■ Requirement
Whenever "JSON" appears in a line of the entries below, that line counts; give the total only.

=== Stored data ===

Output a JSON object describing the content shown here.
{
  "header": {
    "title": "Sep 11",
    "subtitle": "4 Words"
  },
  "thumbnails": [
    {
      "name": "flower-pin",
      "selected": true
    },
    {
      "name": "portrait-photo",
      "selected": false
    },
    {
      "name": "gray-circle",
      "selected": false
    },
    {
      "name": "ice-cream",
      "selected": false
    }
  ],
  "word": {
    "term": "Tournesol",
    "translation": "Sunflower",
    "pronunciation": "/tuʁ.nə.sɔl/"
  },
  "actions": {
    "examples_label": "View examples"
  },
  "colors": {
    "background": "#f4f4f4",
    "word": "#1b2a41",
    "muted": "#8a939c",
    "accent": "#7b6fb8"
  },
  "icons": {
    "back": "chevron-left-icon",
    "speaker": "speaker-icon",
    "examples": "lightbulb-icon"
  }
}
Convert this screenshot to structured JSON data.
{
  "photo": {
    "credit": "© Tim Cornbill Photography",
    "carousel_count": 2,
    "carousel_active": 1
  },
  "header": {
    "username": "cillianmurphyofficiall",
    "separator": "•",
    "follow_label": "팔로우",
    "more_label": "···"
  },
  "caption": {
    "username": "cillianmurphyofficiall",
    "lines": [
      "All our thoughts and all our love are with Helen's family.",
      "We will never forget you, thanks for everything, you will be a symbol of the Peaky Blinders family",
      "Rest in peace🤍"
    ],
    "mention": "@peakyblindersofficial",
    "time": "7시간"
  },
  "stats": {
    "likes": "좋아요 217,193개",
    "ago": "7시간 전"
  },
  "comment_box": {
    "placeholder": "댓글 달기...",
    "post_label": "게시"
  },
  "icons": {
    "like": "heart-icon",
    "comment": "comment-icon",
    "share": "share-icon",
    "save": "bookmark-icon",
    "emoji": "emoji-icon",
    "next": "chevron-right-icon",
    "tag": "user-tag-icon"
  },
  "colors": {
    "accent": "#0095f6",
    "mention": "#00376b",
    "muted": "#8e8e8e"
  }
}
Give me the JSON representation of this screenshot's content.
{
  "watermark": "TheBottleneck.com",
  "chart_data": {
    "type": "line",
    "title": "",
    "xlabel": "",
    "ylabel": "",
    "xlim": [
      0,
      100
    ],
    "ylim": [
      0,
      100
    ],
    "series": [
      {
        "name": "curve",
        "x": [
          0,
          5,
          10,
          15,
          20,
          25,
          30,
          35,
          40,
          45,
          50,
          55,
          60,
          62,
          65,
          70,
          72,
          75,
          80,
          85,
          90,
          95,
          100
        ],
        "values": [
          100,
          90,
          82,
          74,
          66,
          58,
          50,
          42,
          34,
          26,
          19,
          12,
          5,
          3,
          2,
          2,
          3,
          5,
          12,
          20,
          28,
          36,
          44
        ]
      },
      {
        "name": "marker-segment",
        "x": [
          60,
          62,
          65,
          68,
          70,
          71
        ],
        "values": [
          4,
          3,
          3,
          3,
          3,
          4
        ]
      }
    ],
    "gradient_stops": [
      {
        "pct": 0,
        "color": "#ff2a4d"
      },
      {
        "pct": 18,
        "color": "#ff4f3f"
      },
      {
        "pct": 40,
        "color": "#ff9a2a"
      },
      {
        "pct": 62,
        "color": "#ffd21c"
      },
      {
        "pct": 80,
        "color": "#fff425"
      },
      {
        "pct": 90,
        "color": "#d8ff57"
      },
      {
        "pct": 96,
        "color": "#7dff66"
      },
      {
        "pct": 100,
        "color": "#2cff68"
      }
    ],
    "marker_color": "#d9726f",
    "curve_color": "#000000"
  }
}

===

■ Written reply
3